In the Wild West, punishment might have been a six-shooter fired into the barroom floor and the order: "Dance, you varmint!"
These days, punishment might be a court order fired off by a judge that sentences culprits to the barre room--for ballet dancing.
On Wednesday, Los Angeles juvenile court officials began sending youngsters convicted of such things as graffiti vandalism and car theft to dancing and acting classes as a condition of probationary sentences.
Teen-agers who take their pirouettes and plies seriously will avoid confinement in juvenile camps. They will also shave up to 100 hours off community service sentences normally handed out in Los Angeles County's 27 juvenile courts.
Court administrators said the project, which is starting with 15 young offenders, is the first of its kind in the nation.
The performance classes will be staged by a nonprofit group called City Hearts. Organizers hope to include 250 teen-agers and open similar programs in San Diego and Seattle.
Youngsters were toeing the line as the program got under way Wednesday south of downtown Los Angeles with dance instruction by prima ballerina Beatriz Rodriguez of the Joffrey Ballet.
Rodriguez is performing in "Billboards," which had its Los Angeles premiere later in the day at the Dorothy Chandler Pavilion.

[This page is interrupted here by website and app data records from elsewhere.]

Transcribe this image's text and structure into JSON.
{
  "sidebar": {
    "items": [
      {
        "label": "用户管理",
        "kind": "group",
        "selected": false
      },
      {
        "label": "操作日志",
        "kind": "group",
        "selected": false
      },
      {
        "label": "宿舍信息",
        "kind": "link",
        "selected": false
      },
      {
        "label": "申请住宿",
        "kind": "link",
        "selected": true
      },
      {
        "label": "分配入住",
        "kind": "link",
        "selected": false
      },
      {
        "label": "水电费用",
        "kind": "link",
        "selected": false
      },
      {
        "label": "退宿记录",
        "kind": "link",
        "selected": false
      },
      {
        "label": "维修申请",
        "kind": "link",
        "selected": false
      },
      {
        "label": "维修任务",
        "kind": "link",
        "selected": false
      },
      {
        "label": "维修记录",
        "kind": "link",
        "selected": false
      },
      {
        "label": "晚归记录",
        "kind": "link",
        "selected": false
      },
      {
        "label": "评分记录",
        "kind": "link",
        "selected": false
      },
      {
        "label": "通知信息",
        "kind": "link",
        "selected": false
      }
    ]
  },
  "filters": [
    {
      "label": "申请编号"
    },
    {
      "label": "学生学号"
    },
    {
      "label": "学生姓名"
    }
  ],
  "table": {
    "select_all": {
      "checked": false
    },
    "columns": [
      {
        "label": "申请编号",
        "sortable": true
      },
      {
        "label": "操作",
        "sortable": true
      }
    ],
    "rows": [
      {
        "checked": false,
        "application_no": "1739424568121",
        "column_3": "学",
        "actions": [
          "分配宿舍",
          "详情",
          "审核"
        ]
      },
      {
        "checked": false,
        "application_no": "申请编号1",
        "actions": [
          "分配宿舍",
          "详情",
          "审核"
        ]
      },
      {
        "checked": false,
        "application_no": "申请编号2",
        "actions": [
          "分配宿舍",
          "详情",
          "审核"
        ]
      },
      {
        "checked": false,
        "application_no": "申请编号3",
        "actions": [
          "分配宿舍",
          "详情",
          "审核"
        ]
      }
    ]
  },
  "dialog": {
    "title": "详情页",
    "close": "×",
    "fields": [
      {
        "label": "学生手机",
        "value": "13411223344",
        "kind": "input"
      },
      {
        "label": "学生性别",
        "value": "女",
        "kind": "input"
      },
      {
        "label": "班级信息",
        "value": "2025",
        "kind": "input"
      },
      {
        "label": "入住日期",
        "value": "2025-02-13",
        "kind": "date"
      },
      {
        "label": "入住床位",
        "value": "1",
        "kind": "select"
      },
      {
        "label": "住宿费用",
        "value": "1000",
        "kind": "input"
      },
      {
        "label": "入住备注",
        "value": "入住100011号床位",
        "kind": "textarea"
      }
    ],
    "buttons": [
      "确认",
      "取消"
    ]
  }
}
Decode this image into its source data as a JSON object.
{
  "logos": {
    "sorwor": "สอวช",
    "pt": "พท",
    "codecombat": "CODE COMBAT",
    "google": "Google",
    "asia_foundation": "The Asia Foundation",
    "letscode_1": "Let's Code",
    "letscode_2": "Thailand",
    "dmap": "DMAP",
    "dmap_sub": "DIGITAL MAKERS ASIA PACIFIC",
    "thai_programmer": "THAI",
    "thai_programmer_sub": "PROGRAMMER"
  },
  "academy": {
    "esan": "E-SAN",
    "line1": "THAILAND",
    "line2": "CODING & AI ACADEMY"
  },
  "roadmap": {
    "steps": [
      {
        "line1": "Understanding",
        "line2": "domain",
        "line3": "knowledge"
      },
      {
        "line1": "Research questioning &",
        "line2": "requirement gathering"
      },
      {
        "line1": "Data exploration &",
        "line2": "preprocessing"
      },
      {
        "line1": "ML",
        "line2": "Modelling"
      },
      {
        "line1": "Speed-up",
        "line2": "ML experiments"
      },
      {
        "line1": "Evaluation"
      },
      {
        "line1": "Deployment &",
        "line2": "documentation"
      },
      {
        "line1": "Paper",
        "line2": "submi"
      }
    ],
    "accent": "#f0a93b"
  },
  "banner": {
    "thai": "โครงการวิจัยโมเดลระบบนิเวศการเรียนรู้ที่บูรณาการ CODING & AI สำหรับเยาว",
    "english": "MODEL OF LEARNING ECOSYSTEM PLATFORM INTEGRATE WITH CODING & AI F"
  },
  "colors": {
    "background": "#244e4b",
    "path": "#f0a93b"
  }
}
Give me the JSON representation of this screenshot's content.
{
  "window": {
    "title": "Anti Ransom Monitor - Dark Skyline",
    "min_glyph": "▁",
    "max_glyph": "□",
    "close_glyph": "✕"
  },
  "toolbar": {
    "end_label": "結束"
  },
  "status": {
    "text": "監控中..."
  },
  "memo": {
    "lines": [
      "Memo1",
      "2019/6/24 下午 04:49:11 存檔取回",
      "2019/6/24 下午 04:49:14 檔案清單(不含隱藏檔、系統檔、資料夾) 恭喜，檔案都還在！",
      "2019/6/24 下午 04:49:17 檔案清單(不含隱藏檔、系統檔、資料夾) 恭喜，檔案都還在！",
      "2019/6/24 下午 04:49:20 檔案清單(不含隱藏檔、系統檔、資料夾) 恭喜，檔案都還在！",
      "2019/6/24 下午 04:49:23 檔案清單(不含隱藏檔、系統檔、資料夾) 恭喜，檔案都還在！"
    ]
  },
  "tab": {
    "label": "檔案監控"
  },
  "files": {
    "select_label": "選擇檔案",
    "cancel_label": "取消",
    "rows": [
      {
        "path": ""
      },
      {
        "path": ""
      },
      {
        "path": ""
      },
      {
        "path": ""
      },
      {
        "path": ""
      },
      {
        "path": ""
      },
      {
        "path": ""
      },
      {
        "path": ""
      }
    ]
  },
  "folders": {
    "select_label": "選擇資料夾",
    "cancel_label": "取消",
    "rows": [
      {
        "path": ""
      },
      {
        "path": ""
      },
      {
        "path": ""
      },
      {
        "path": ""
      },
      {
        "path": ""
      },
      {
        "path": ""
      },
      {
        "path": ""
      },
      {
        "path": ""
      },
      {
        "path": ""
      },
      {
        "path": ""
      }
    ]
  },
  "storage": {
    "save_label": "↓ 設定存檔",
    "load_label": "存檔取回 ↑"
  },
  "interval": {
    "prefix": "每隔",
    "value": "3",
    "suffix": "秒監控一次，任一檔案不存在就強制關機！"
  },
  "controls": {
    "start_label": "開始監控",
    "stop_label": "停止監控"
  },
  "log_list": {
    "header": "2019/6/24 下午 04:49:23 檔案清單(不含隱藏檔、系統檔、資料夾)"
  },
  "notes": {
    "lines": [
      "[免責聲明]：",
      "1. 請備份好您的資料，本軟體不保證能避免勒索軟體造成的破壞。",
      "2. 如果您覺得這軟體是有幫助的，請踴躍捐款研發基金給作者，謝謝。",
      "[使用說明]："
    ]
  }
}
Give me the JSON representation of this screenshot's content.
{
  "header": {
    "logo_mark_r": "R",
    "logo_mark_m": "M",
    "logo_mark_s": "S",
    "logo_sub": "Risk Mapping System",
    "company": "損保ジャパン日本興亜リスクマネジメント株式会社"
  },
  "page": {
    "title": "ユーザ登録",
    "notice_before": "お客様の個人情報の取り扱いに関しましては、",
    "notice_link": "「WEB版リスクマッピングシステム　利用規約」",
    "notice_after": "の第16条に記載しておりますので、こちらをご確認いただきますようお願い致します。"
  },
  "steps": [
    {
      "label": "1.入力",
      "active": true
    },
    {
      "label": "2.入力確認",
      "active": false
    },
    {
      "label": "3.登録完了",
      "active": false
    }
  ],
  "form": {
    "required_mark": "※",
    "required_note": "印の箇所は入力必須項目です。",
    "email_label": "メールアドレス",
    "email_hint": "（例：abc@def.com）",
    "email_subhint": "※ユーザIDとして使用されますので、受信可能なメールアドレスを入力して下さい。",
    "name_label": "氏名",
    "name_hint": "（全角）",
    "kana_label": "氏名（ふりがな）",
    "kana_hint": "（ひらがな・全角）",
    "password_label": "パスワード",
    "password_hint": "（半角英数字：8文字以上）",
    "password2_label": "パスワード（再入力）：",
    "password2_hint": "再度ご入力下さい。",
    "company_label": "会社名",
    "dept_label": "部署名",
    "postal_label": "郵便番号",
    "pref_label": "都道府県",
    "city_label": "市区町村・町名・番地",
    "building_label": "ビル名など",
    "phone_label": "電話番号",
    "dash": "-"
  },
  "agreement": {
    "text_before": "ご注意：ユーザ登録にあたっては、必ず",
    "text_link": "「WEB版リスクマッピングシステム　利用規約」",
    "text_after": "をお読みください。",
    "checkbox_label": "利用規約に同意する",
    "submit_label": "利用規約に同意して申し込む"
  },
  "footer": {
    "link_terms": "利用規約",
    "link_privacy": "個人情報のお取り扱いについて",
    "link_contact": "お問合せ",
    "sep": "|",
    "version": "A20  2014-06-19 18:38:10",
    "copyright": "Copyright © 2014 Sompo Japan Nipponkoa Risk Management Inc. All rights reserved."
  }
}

She demonstrated ballet movements atop a converted loading dock inside a 1920s-era dairy warehouse once used by the Challenge Creamery Co.
Watching intently was a 17-year-old from Los Angeles named Joshua who is on probation for burglary and assault with a deadly weapon--a knife.
"I'll be a little nervous getting up there. But I'll do it," vowed the youth, forbidden by the court to give his last name.
Jose, a 17-year-old South Los Angeles resident whose sentence for throwing rocks at police included a stint in a juvenile camp, was also game. Up to a pointe.
"I've danced at parties but that's it," he said. "I'll dance here, but I won't wear tights. And I won't wear toe shoes. No way."
That's OK, said Sherry Jason, a former ballerina turned criminal defense attorney from Topanga Canyon. Nine years ago, she founded City Hearts to teach inner-city youngsters about the performing arts after hearing a teen-age murderer learning to play a Mozart piano concerto in juvenile hall.
"We won't deal with tights. They'd get dirty, and I certainly don't intend to wash them. Kids would lose them," Jason said. Teen-agers can dance barefooted if they don't want to use dance slippers that are provided, she said.
Each youngster in the program--dubbed "Sentenced to the Stage"--will receive three hours of performing arts instruction a week for 10 weeks. The $2,500 cost of each 10-week segment is underwritten by donations; about $25,000 has been pledged so far, organizers said.
Superior Court Judge Jaime R. Corral, who sentenced several youngsters to the inaugural dance class, said the program will not be used for dangerous, drive-by-shooter-type offenders.
And "we're not rewarding kids for doing wrong by sending them here," Corral said. "The beauty of Juvenile Court is we have the flexibility to be as creative as we want, as long as it's in the interest of the child and of society as a whole."
Television actress Hattie Winston, one of the stars of "Homefront," helped teach the first-day acting class, and she didn't dance around the issue either.
"If it were not for theater and stage, I could have been one of these kids," Winston said.